*ASSIGNED TASK*
Your job is to retype all of the data word for word, leaving every image out.
START DATASET EXTRACT
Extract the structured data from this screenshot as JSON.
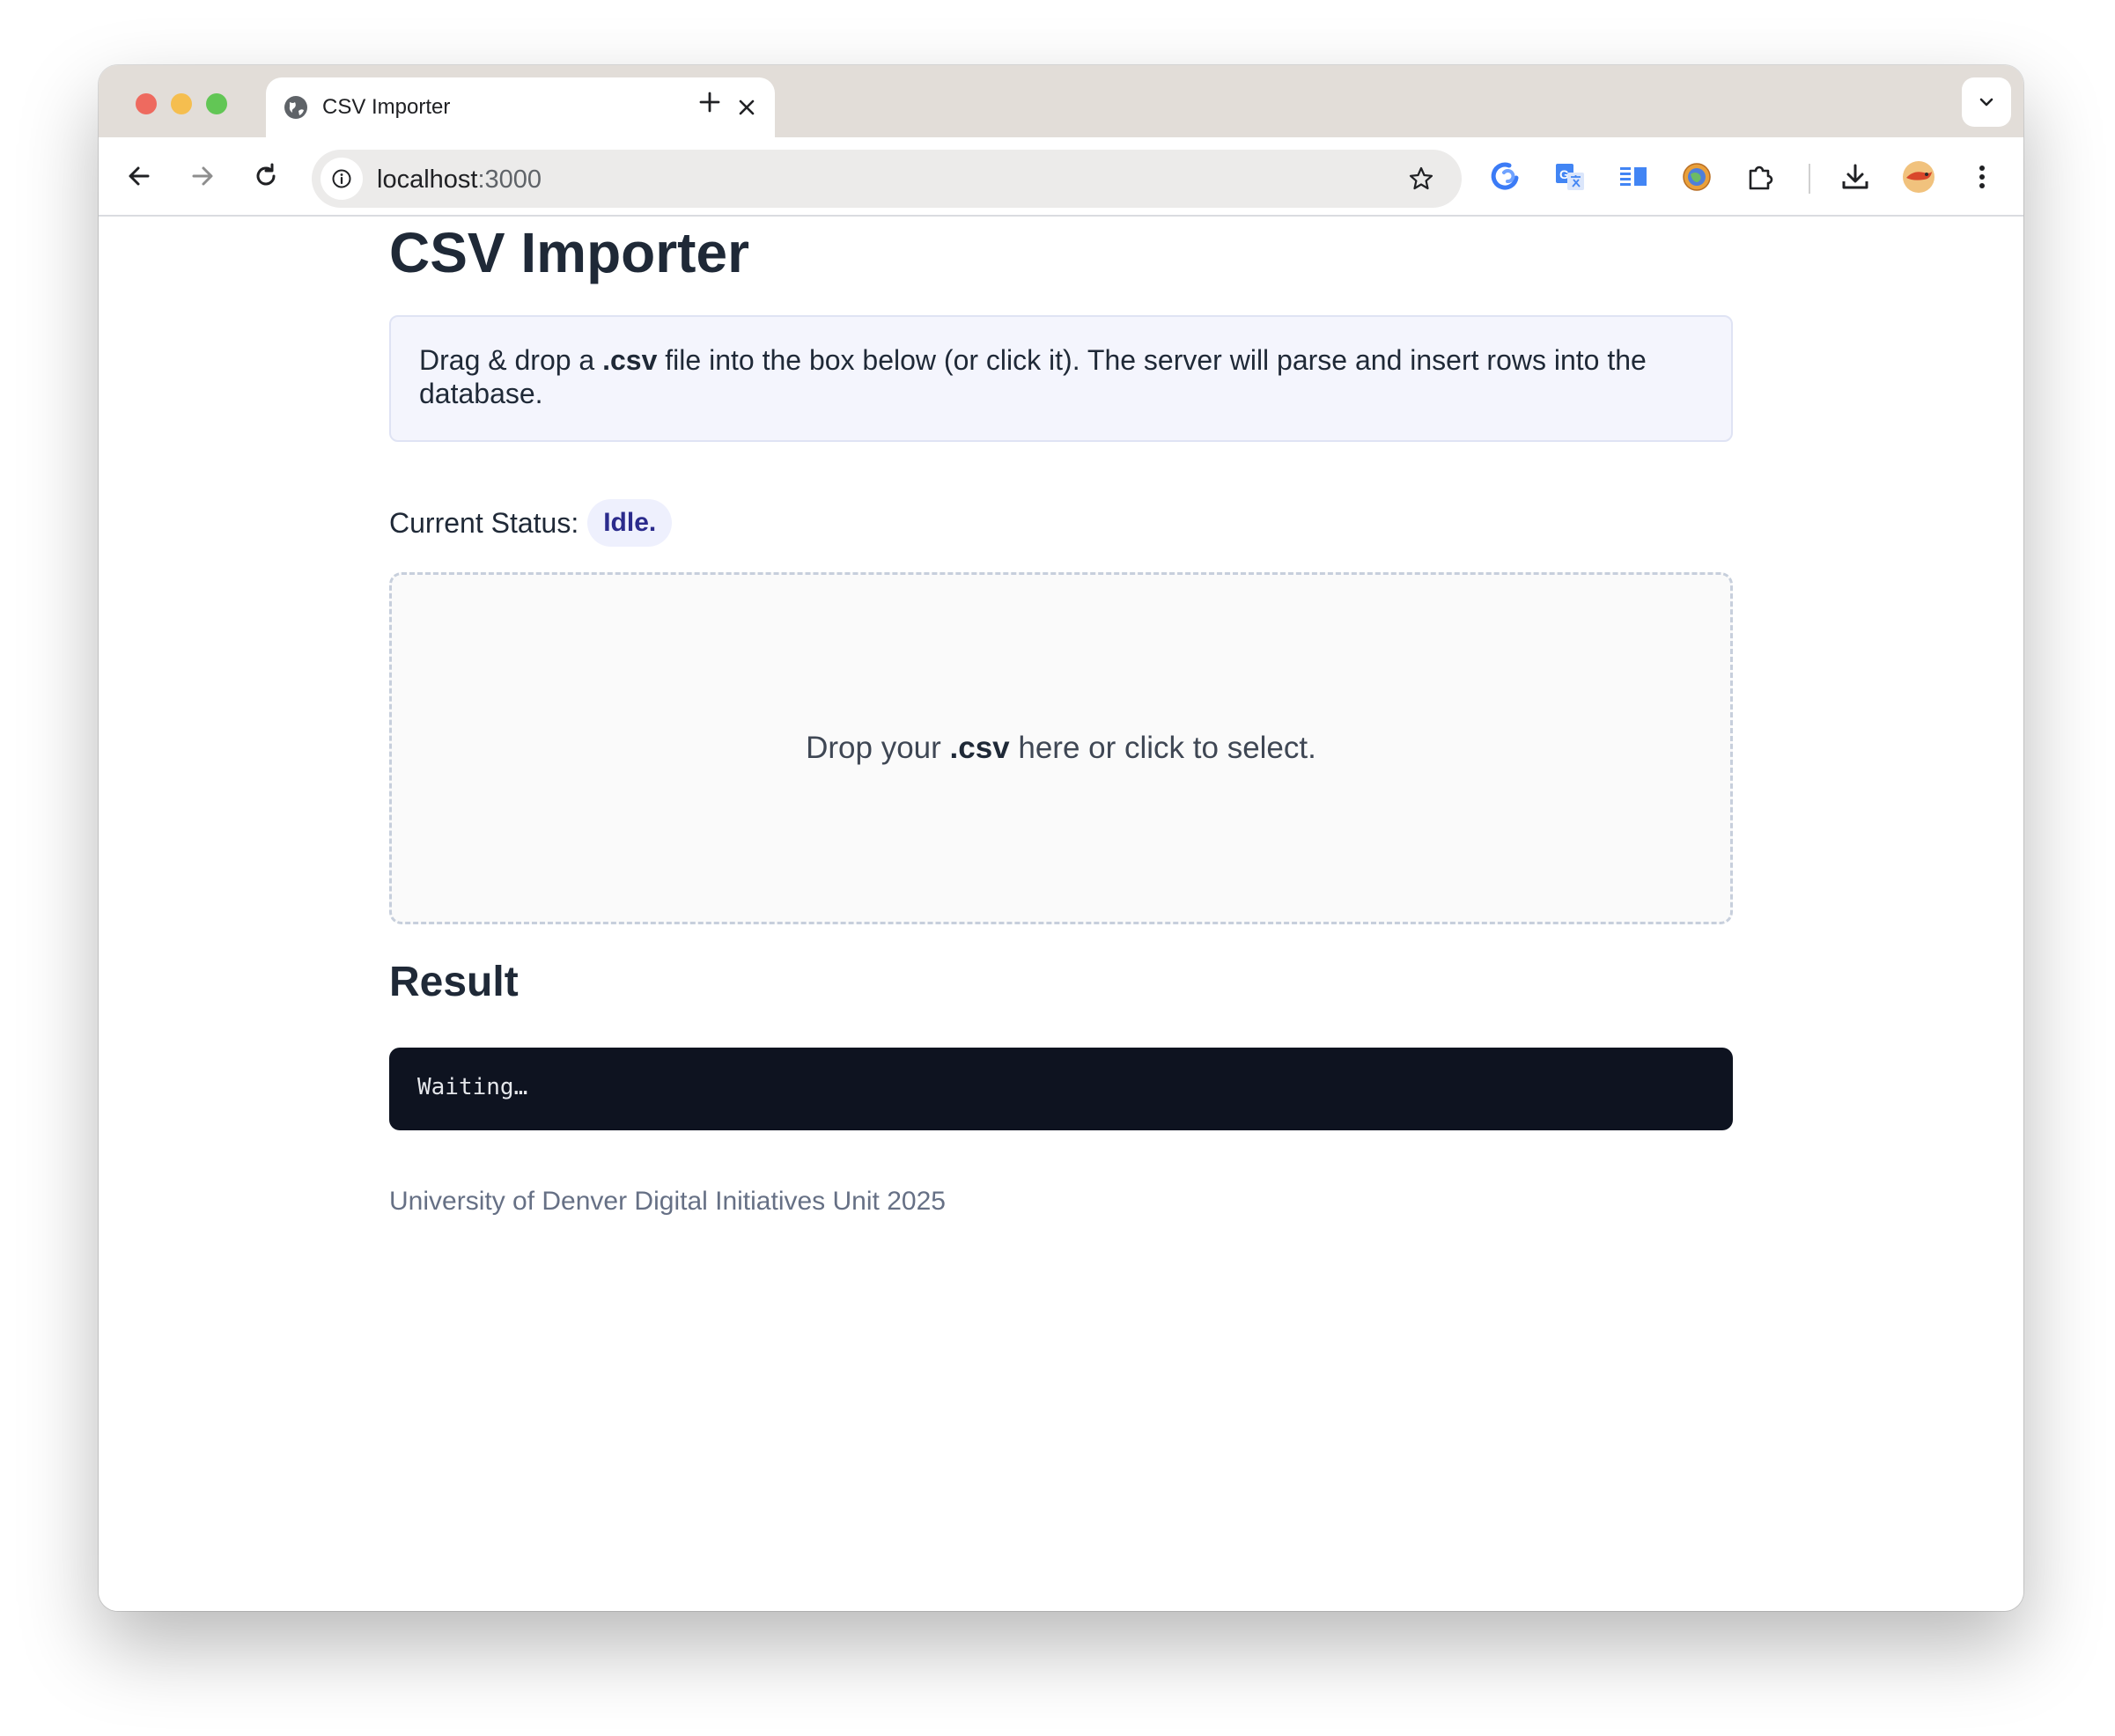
{
  "browser": {
    "tab_title": "CSV Importer",
    "url_host": "localhost",
    "url_port": ":3000",
    "extensions": [
      "sync-icon",
      "translate-icon",
      "reader-icon",
      "globe-extension-icon",
      "puzzle-icon"
    ],
    "toolbar_icons": [
      "download-icon",
      "profile-avatar",
      "more-menu-icon"
    ]
  },
  "page": {
    "title": "CSV Importer",
    "info": {
      "prefix": "Drag & drop a ",
      "emphasis": ".csv",
      "suffix": " file into the box below (or click it). The server will parse and insert rows into the database."
    },
    "status_label": "Current Status:",
    "status_value": "Idle.",
    "dropzone": {
      "prefix": "Drop your ",
      "emphasis": ".csv",
      "suffix": " here or click to select."
    },
    "result_heading": "Result",
    "result_text": "Waiting…",
    "footer": "University of Denver Digital Initiatives Unit 2025"
  },
  "colors": {
    "accent_badge_text": "#2b2b8c",
    "result_bg": "#0e1320",
    "info_bg": "#f4f5fd"
  }
}
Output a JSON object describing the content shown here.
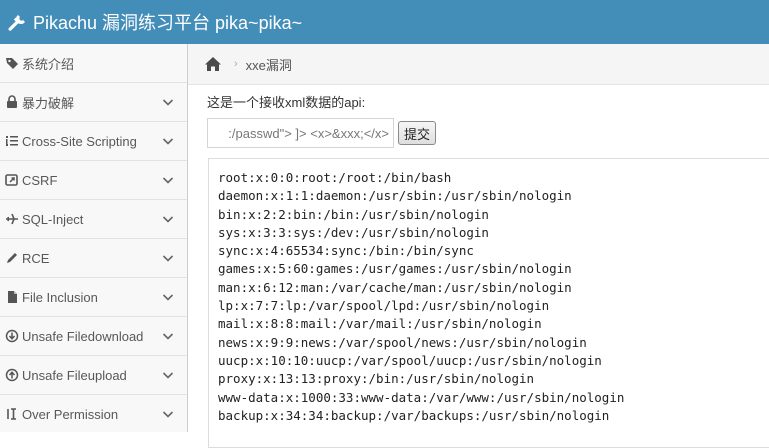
{
  "app": {
    "title": "Pikachu 漏洞练习平台 pika~pika~"
  },
  "sidebar": {
    "items": [
      {
        "label": "系统介绍",
        "icon": "tag-icon",
        "expandable": false
      },
      {
        "label": "暴力破解",
        "icon": "lock-icon",
        "expandable": true
      },
      {
        "label": "Cross-Site Scripting",
        "icon": "list-indent-icon",
        "expandable": true
      },
      {
        "label": "CSRF",
        "icon": "share-square-icon",
        "expandable": true
      },
      {
        "label": "SQL-Inject",
        "icon": "plane-icon",
        "expandable": true
      },
      {
        "label": "RCE",
        "icon": "pencil-icon",
        "expandable": true
      },
      {
        "label": "File Inclusion",
        "icon": "file-icon",
        "expandable": true
      },
      {
        "label": "Unsafe Filedownload",
        "icon": "download-circle-icon",
        "expandable": true
      },
      {
        "label": "Unsafe Fileupload",
        "icon": "upload-circle-icon",
        "expandable": true
      },
      {
        "label": "Over Permission",
        "icon": "text-cursor-icon",
        "expandable": true
      }
    ]
  },
  "breadcrumb": {
    "current": "xxe漏洞"
  },
  "main": {
    "api_label": "这是一个接收xml数据的api:",
    "input_value": ":/passwd\"> ]> <x>&xxx;</x>",
    "submit_label": "提交",
    "output_lines": [
      "root:x:0:0:root:/root:/bin/bash",
      "daemon:x:1:1:daemon:/usr/sbin:/usr/sbin/nologin",
      "bin:x:2:2:bin:/bin:/usr/sbin/nologin",
      "sys:x:3:3:sys:/dev:/usr/sbin/nologin",
      "sync:x:4:65534:sync:/bin:/bin/sync",
      "games:x:5:60:games:/usr/games:/usr/sbin/nologin",
      "man:x:6:12:man:/var/cache/man:/usr/sbin/nologin",
      "lp:x:7:7:lp:/var/spool/lpd:/usr/sbin/nologin",
      "mail:x:8:8:mail:/var/mail:/usr/sbin/nologin",
      "news:x:9:9:news:/var/spool/news:/usr/sbin/nologin",
      "uucp:x:10:10:uucp:/var/spool/uucp:/usr/sbin/nologin",
      "proxy:x:13:13:proxy:/bin:/usr/sbin/nologin",
      "www-data:x:1000:33:www-data:/var/www:/usr/sbin/nologin",
      "backup:x:34:34:backup:/var/backups:/usr/sbin/nologin"
    ]
  },
  "colors": {
    "header": "#438eb9",
    "sidebar": "#f8f8f8",
    "border": "#cccccc"
  }
}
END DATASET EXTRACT
*SOLUTION TO THE PROBLEM*
Extract the structured data from this screenshot as JSON.
{
  "browser": {
    "tab_title": "CSV Importer",
    "url_host": "localhost",
    "url_port": ":3000",
    "extensions": [
      "sync-icon",
      "translate-icon",
      "reader-icon",
      "globe-extension-icon",
      "puzzle-icon"
    ],
    "toolbar_icons": [
      "download-icon",
      "profile-avatar",
      "more-menu-icon"
    ]
  },
  "page": {
    "title": "CSV Importer",
    "info": {
      "prefix": "Drag & drop a ",
      "emphasis": ".csv",
      "suffix": " file into the box below (or click it). The server will parse and insert rows into the database."
    },
    "status_label": "Current Status:",
    "status_value": "Idle.",
    "dropzone": {
      "prefix": "Drop your ",
      "emphasis": ".csv",
      "suffix": " here or click to select."
    },
    "result_heading": "Result",
    "result_text": "Waiting…",
    "footer": "University of Denver Digital Initiatives Unit 2025"
  },
  "colors": {
    "accent_badge_text": "#2b2b8c",
    "result_bg": "#0e1320",
    "info_bg": "#f4f5fd"
  }
}
Output a JSON object describing the content shown here.
{
  "app": {
    "title": "Pikachu 漏洞练习平台 pika~pika~"
  },
  "sidebar": {
    "items": [
      {
        "label": "系统介绍",
        "icon": "tag-icon",
        "expandable": false
      },
      {
        "label": "暴力破解",
        "icon": "lock-icon",
        "expandable": true
      },
      {
        "label": "Cross-Site Scripting",
        "icon": "list-indent-icon",
        "expandable": true
      },
      {
        "label": "CSRF",
        "icon": "share-square-icon",
        "expandable": true
      },
      {
        "label": "SQL-Inject",
        "icon": "plane-icon",
        "expandable": true
      },
      {
        "label": "RCE",
        "icon": "pencil-icon",
        "expandable": true
      },
      {
        "label": "File Inclusion",
        "icon": "file-icon",
        "expandable": true
      },
      {
        "label": "Unsafe Filedownload",
        "icon": "download-circle-icon",
        "expandable": true
      },
      {
        "label": "Unsafe Fileupload",
        "icon": "upload-circle-icon",
        "expandable": true
      },
      {
        "label": "Over Permission",
        "icon": "text-cursor-icon",
        "expandable": true
      }
    ]
  },
  "breadcrumb": {
    "current": "xxe漏洞"
  },
  "main": {
    "api_label": "这是一个接收xml数据的api:",
    "input_value": ":/passwd\"> ]> <x>&xxx;</x>",
    "submit_label": "提交",
    "output_lines": [
      "root:x:0:0:root:/root:/bin/bash",
      "daemon:x:1:1:daemon:/usr/sbin:/usr/sbin/nologin",
      "bin:x:2:2:bin:/bin:/usr/sbin/nologin",
      "sys:x:3:3:sys:/dev:/usr/sbin/nologin",
      "sync:x:4:65534:sync:/bin:/bin/sync",
      "games:x:5:60:games:/usr/games:/usr/sbin/nologin",
      "man:x:6:12:man:/var/cache/man:/usr/sbin/nologin",
      "lp:x:7:7:lp:/var/spool/lpd:/usr/sbin/nologin",
      "mail:x:8:8:mail:/var/mail:/usr/sbin/nologin",
      "news:x:9:9:news:/var/spool/news:/usr/sbin/nologin",
      "uucp:x:10:10:uucp:/var/spool/uucp:/usr/sbin/nologin",
      "proxy:x:13:13:proxy:/bin:/usr/sbin/nologin",
      "www-data:x:1000:33:www-data:/var/www:/usr/sbin/nologin",
      "backup:x:34:34:backup:/var/backups:/usr/sbin/nologin"
    ]
  },
  "colors": {
    "header": "#438eb9",
    "sidebar": "#f8f8f8",
    "border": "#cccccc"
  }
}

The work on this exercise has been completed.